▶ WHAT TO DO
Take from the material every line containing the string "icon" and copy it.

▶ RECORDS FOR THE TASK
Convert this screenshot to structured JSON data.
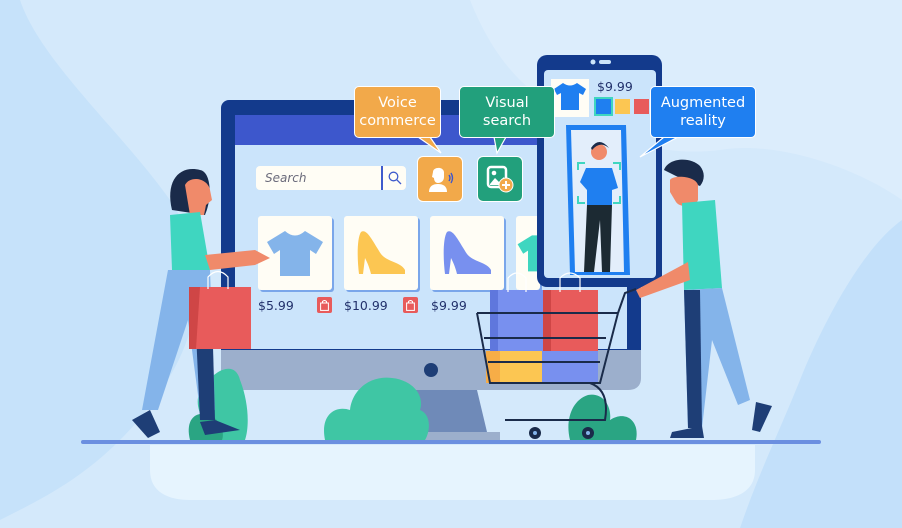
{
  "scene": {
    "description": "Flat illustration of modern e-commerce features: a desktop storefront, a phone with AR try-on, two shoppers with bags and a cart"
  },
  "callouts": {
    "voice_commerce": {
      "line1": "Voice",
      "line2": "commerce",
      "color": "#f2a94a",
      "icon": "voice-assistant-icon"
    },
    "visual_search": {
      "line1": "Visual",
      "line2": "search",
      "color": "#22a07c",
      "icon": "image-add-icon"
    },
    "augmented_reality": {
      "line1": "Augmented",
      "line2": "reality",
      "color": "#1f7ff0"
    }
  },
  "storefront": {
    "search": {
      "placeholder": "Search",
      "value": ""
    },
    "products": [
      {
        "name": "T-shirt",
        "price": "$5.99",
        "color": "#84b4ea",
        "icon": "tshirt-icon"
      },
      {
        "name": "High heel",
        "price": "$10.99",
        "color": "#fcc652",
        "icon": "high-heel-icon"
      },
      {
        "name": "High heel",
        "price": "$9.99",
        "color": "#7890ef",
        "icon": "high-heel-icon"
      },
      {
        "name": "T-shirt",
        "price": "",
        "color": "#3fd6c0",
        "icon": "tshirt-icon"
      }
    ]
  },
  "phone": {
    "product_price": "$9.99",
    "color_options": [
      "#1f7ff0",
      "#fcc652",
      "#e85b5b"
    ],
    "selected_color_index": 0
  },
  "colors": {
    "background": "#d4e9fb",
    "monitor_frame": "#133a8c",
    "monitor_header": "#3d57cc",
    "screen": "#cbe4fb",
    "accent_red": "#e85b5b",
    "accent_teal": "#3fd6c0",
    "ground_line": "#6b8fe0"
  }
}
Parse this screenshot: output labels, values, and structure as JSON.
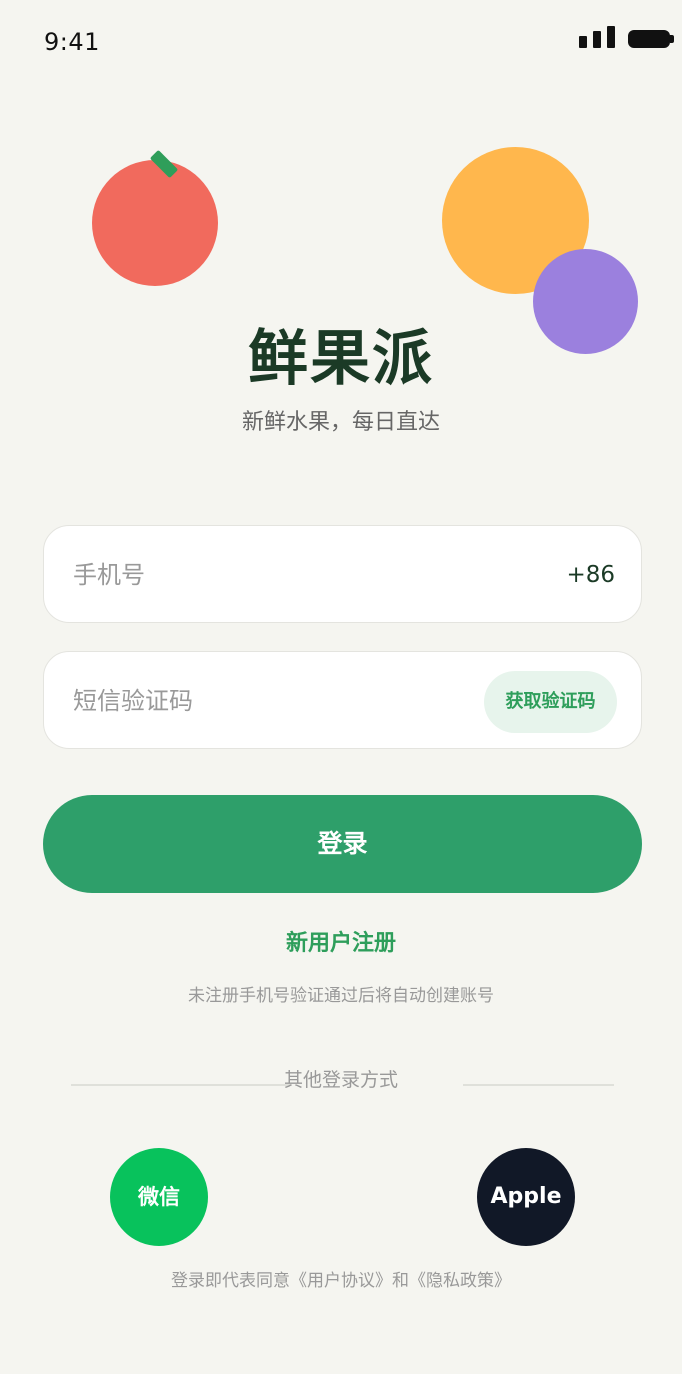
{
  "status_bar": {
    "time": "9:41"
  },
  "brand": {
    "title": "鲜果派",
    "subtitle": "新鲜水果，每日直达"
  },
  "form": {
    "phone_placeholder": "手机号",
    "country_code": "+86",
    "code_placeholder": "短信验证码",
    "get_code_label": "获取验证码",
    "login_label": "登录",
    "register_label": "新用户注册",
    "register_hint": "未注册手机号验证通过后将自动创建账号"
  },
  "other_login": {
    "label": "其他登录方式",
    "wechat_label": "微信",
    "apple_label": "Apple"
  },
  "agreement": "登录即代表同意《用户协议》和《隐私政策》",
  "colors": {
    "primary": "#2e9f6a",
    "background": "#f5f5f0",
    "wechat": "#08c25c",
    "apple": "#111827"
  }
}
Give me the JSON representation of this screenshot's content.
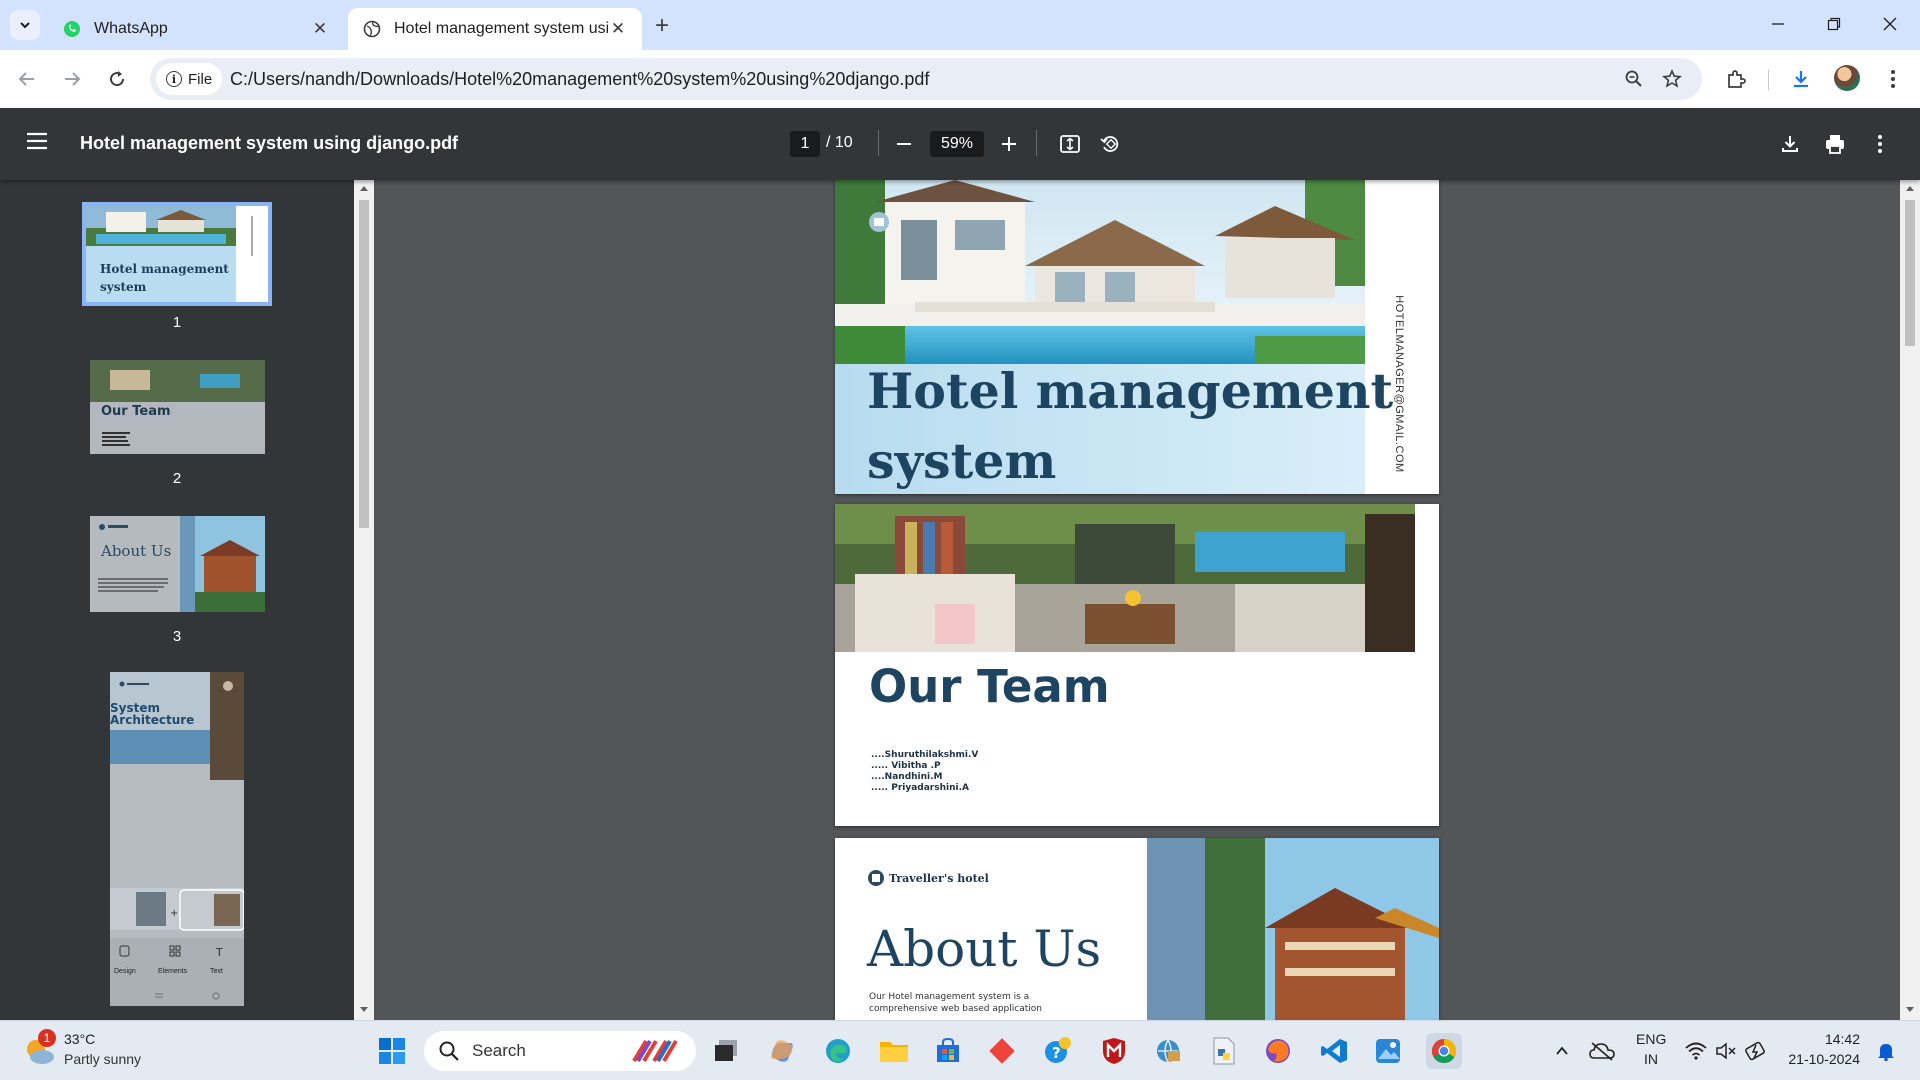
{
  "tabs": [
    {
      "title": "WhatsApp",
      "favicon": "whatsapp-icon"
    },
    {
      "title": "Hotel management system usin",
      "favicon": "globe-icon"
    }
  ],
  "toolbar": {
    "chip_label": "File",
    "url": "C:/Users/nandh/Downloads/Hotel%20management%20system%20using%20django.pdf"
  },
  "pdf": {
    "title": "Hotel management system using django.pdf",
    "current_page": "1",
    "page_total": "/ 10",
    "zoom": "59%"
  },
  "thumbnails": [
    {
      "number": "1",
      "caption": "Hotel management system"
    },
    {
      "number": "2",
      "caption": "Our Team"
    },
    {
      "number": "3",
      "caption": "About Us"
    },
    {
      "number": "4",
      "caption": "System Architecture",
      "toolbar": [
        "Design",
        "Elements",
        "Text"
      ]
    }
  ],
  "pages": {
    "page1": {
      "title_line1": "Hotel management",
      "title_line2": "system",
      "side_text": "HOTELMANAGER@GMAIL.COM"
    },
    "page2": {
      "heading": "Our Team",
      "members": [
        "....Shuruthilakshmi.V",
        "..... Vibitha .P",
        "....Nandhini.M",
        "..... Priyadarshini.A"
      ]
    },
    "page3": {
      "brand": "Traveller's hotel",
      "heading": "About Us",
      "body_line1": "Our Hotel management system is a",
      "body_line2": "comprehensive web based application"
    }
  },
  "taskbar": {
    "weather_temp": "33°C",
    "weather_desc": "Partly sunny",
    "weather_badge": "1",
    "search_label": "Search",
    "lang_line1": "ENG",
    "lang_line2": "IN",
    "time": "14:42",
    "date": "21-10-2024"
  }
}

▶ SOLUTION TO THIS PROBLEM
      "icon": "voice-assistant-icon"
      "icon": "image-add-icon"
        "icon": "tshirt-icon"
        "icon": "high-heel-icon"
        "icon": "high-heel-icon"
        "icon": "tshirt-icon"
      "favicon": "whatsapp-icon"
      "favicon": "globe-icon"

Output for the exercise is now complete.